It's an antiquated view of globalism to require things to still be "foreign." Especially in the age of the Internet. It's also a very white man's view, is all I'm saying. Why don't you just use the word globalism?
Bacigalupi isn't Thai.
Well, apart from pure Bayesian inference based on the fact that I bought it, there's my guess that America is the primary market for his books... ;-)
Kat, come on. What does it mean to "require" something to be foreign? Now I don't even know what you mean.
See, the race thing is what I think is outdated here. People don't get a thrill from foreign cultures because the inhabitants are nonwhite (I hope)...I mean, a book set in Russia, with Russian characters, and focusing on the (real or imagined) idiosyncrasies of Russian culture would fit perfectly fine in my definition of "New Exotic". In fact, McDonald has written "New Exotic" books set in Turkey and Brazil, both of which are largely populated by white people, one of which may soon join the EU.
Besides that, I would never claim that nonwhite protagonists like Pham Nuwen, Louis Wu, or Hiro Protagonist are "exotic" in any way.
'Tain't about race.
Because that's about economics, when these "New Exotic" books play up the idiosyncrasies of the local culture. In fact, the Thailand of The Windup Girl is economically de-globalized and isolated, and the India of River of Gods seems less affected by international trade and global culture than the India of 2010. So globalization is not what these books are about at all...it's simply my hypothesis that globalization in the real world is one driver of the popularity and acclaim of these books.
So, come up with something else.
I am with nquixote on this one. I don't think New Exotic is inappropriate in any way, and even if it were about race, then so what? Gratuitious PC is gratuitious.
I don't see the need to come up with anything at all. I'm fine with calling them cyberpunk. You're the one who wants a new name. And the word "exotic" has a lot of racial baggage to it, especially for women. And you may feel that it shouldn't and you may not care if it hurts someone else's feelings, but what I'm pointing out is that if you want people to start using the term that you coin, you might want to be a little more sensitive to the fact that just because you don't think that word is bad in this context, others might not agree.
It means that you, white American, should be familiar with brown cultures because of increased globalism now and they should no longer be foreign to you. That they don't have the lower status of being mysterious, little known cultures -- exotic -- just because you can't be bothered to know anything outside of your own culture.
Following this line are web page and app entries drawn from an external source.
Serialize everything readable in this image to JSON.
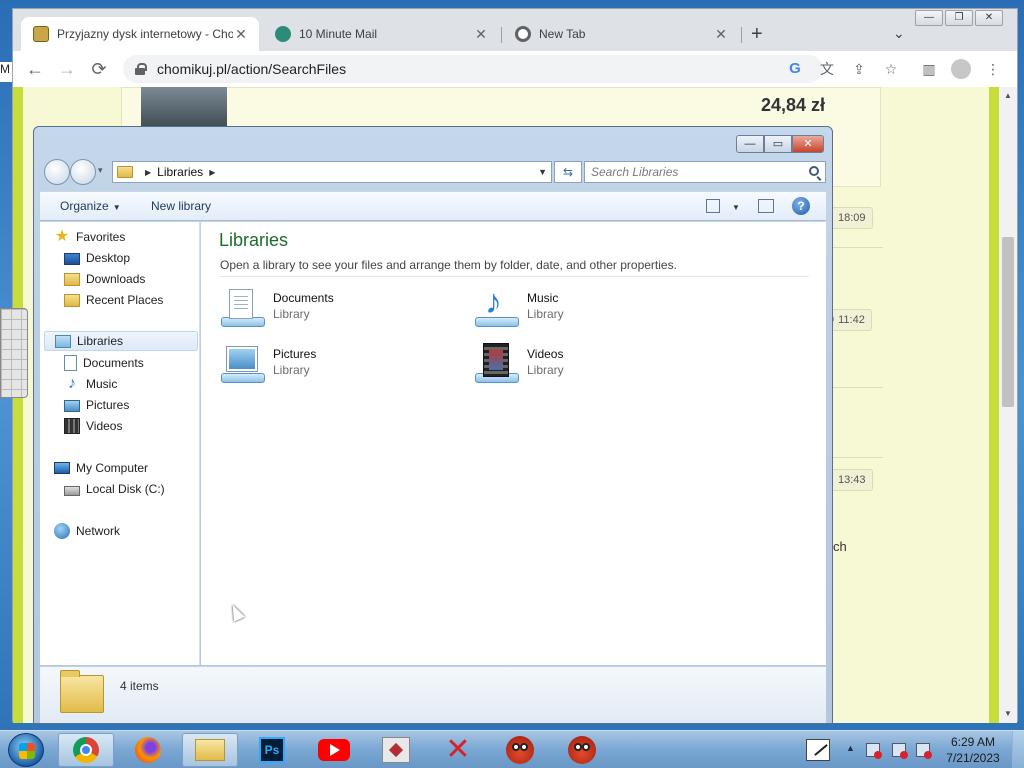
{
  "desktop": {
    "left_label_fragment": "M"
  },
  "browser": {
    "tabs": [
      {
        "title": "Przyjazny dysk internetowy - Cho",
        "active": true
      },
      {
        "title": "10 Minute Mail",
        "active": false
      },
      {
        "title": "New Tab",
        "active": false
      }
    ],
    "tab_close_glyph": "✕",
    "new_tab_glyph": "+",
    "tab_search_glyph": "⌄",
    "window_controls": {
      "minimize": "—",
      "maximize": "❐",
      "close": "✕"
    },
    "nav": {
      "back": "←",
      "forward": "→",
      "reload": "⟳"
    },
    "url": "chomikuj.pl/action/SearchFiles",
    "toolbar_icons": {
      "google": "G",
      "translate": "文",
      "share": "⇪",
      "bookmark": "☆",
      "sidepanel": "▥",
      "menu": "⋮"
    }
  },
  "webpage": {
    "price": "24,84 zł",
    "times": [
      "18:09",
      "11:42",
      "13:43"
    ],
    "time_partials": [
      "9"
    ],
    "fragment_text": "ch"
  },
  "explorer": {
    "window_controls": {
      "minimize": "—",
      "maximize": "▭",
      "close": "✕"
    },
    "history_glyph": "▾",
    "breadcrumb": [
      "Libraries"
    ],
    "address_dropdown_glyph": "▼",
    "refresh_glyph": "⇆",
    "search_placeholder": "Search Libraries",
    "commands": {
      "organize": "Organize",
      "organize_arrow": "▼",
      "new_library": "New library",
      "view_arrow": "▼",
      "help": "?"
    },
    "nav": {
      "favorites": "Favorites",
      "favorites_items": [
        "Desktop",
        "Downloads",
        "Recent Places"
      ],
      "libraries": "Libraries",
      "libraries_items": [
        "Documents",
        "Music",
        "Pictures",
        "Videos"
      ],
      "computer": "My Computer",
      "computer_items": [
        "Local Disk (C:)"
      ],
      "network": "Network",
      "star_glyph": "★",
      "note_glyph": "♪"
    },
    "content": {
      "title": "Libraries",
      "subtitle": "Open a library to see your files and arrange them by folder, date, and other properties.",
      "libraries": [
        {
          "name": "Documents",
          "type": "Library"
        },
        {
          "name": "Music",
          "type": "Library"
        },
        {
          "name": "Pictures",
          "type": "Library"
        },
        {
          "name": "Videos",
          "type": "Library"
        }
      ],
      "note_glyph": "♪"
    },
    "details": {
      "items_count": "4 items"
    }
  },
  "taskbar": {
    "ps_label": "Ps",
    "x_label": "✕",
    "tray_arrow": "▲",
    "clock": {
      "time": "6:29 AM",
      "date": "7/21/2023"
    }
  }
}
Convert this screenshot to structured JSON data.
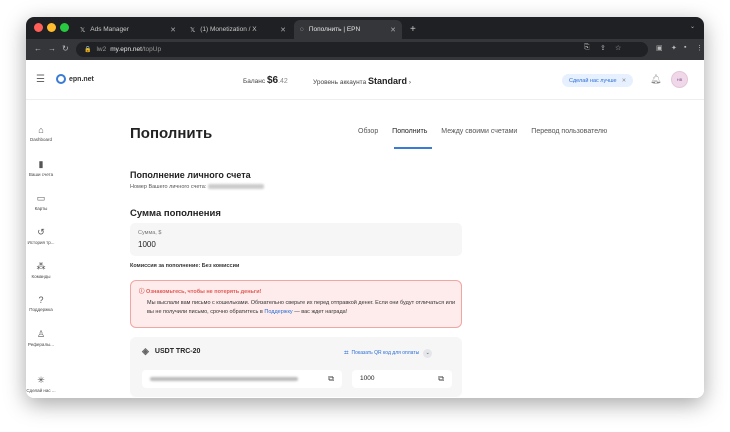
{
  "browser": {
    "tabs": [
      {
        "label": "Ads Manager",
        "icon": "𝕏"
      },
      {
        "label": "(1) Monetization / X",
        "icon": "𝕏"
      },
      {
        "label": "Пополнить | EPN",
        "icon": "◌"
      }
    ],
    "new_tab": "+",
    "url_host": "my.epn.net",
    "url_path": "/topUp",
    "url_prefix": "lw2"
  },
  "header": {
    "logo": "epn.net",
    "balance_label": "Баланс",
    "balance_main": "$6",
    "balance_cents": ".42",
    "level_label": "Уровень аккаунта",
    "level_value": "Standard",
    "promo": "Сделай нас лучше",
    "avatar": "НВ"
  },
  "sidebar": [
    {
      "label": "Dashboard",
      "icon": "⌂"
    },
    {
      "label": "Ваши счета",
      "icon": "▮"
    },
    {
      "label": "Карты",
      "icon": "▭"
    },
    {
      "label": "История тр...",
      "icon": "↺"
    },
    {
      "label": "Команды",
      "icon": "⁂"
    },
    {
      "label": "Поддержка",
      "icon": "?"
    },
    {
      "label": "Рефералы...",
      "icon": "♙"
    },
    {
      "label": "Сделай нас ...",
      "icon": "✳"
    }
  ],
  "main": {
    "title": "Пополнить",
    "tabs": [
      "Обзор",
      "Пополнить",
      "Между своими счетами",
      "Перевод пользователю"
    ],
    "section_title": "Пополнение личного счета",
    "account_label": "Номер Вашего личного счета:",
    "amount_title": "Сумма пополнения",
    "amount_label": "Сумма, $",
    "amount_value": "1000",
    "commission": "Комиссия за пополнение: Без комиссии",
    "warning_title": "Ознакомьтесь, чтобы не потерять деньги!",
    "warning_text_1": "Мы выслали вам письмо с кошельками. Обязательно сверьте их перед отправкой денег. Если они будут отличаться или вы не получили письмо, срочно обратитесь в ",
    "warning_link": "Поддержку",
    "warning_text_2": " — вас ждет награда!",
    "currency": "USDT TRC-20",
    "qr_label": "Показать QR код для оплаты",
    "pay_amount": "1000"
  }
}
You're making the argument that someone in Thailand might not know about U.S. culture and therefore U.S. culture is exotic to that person and it's the same as an American not knowing much about Thai culture. But it's not because of the different countries' status in history and currently. I don't know much about Danish culture either, but are you saying that a futuristic novel set in Denmark you are going to classify as the New Exotic? Is a story set in the U.S. part of the New Exotic because the book gets sold in Japan? Or are you sticking to brown cultures like Thailand and India -- developing nations? Is the New Exotic futuristic decay stories about mainly brown people? And don't you think that might seem a little discriminatory to non-whites, that it's the non-white cultures that are in the New Exotic and not anything else? Especially when non-whites and mixed race people make up a significant portion of the U.S. population?
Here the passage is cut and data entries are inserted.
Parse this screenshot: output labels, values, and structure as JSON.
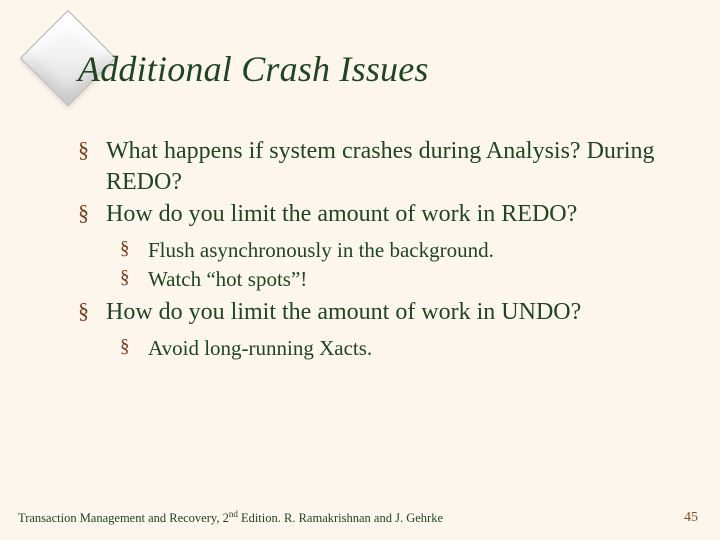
{
  "title": "Additional Crash Issues",
  "bullets": {
    "b1": "What happens if system crashes during Analysis? During ",
    "b1_redo": "REDO",
    "b1_tail": "?",
    "b2": "How do you limit the amount of work in ",
    "b2_redo": "REDO",
    "b2_tail": "?",
    "b2_sub1": "Flush asynchronously in the background.",
    "b2_sub2": "Watch “hot spots”!",
    "b3": "How do you limit the amount of work in ",
    "b3_undo": "UNDO",
    "b3_tail": "?",
    "b3_sub1": "Avoid long-running Xacts."
  },
  "footer": {
    "pre": "Transaction Management and Recovery, 2",
    "sup": "nd",
    "post": " Edition. R. Ramakrishnan and J. Gehrke"
  },
  "page_number": "45"
}
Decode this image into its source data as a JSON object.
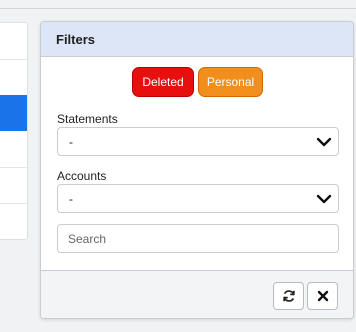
{
  "panel": {
    "title": "Filters",
    "tags": [
      {
        "label": "Deleted",
        "color": "#e8100f"
      },
      {
        "label": "Personal",
        "color": "#f28f1c"
      }
    ],
    "statements": {
      "label": "Statements",
      "value": "-"
    },
    "accounts": {
      "label": "Accounts",
      "value": "-"
    },
    "search": {
      "placeholder": "Search"
    },
    "footer": {
      "icons": [
        "refresh-icon",
        "close-icon"
      ]
    }
  },
  "colors": {
    "header_bg": "#dde6f7",
    "accent": "#1a73e8"
  }
}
If a bunch of white people want to call SF set in brown cultures the New Exotic, no one is going to stop you. But it might not be interpreted the way you mean it. So I'd suggest, again, picking another word. Or just using cyberpunk.
Well, Kat, I think the term "brown cultures," which you keep using, is infinitely more insulting than the word "exotic"...
Separate names with a comma.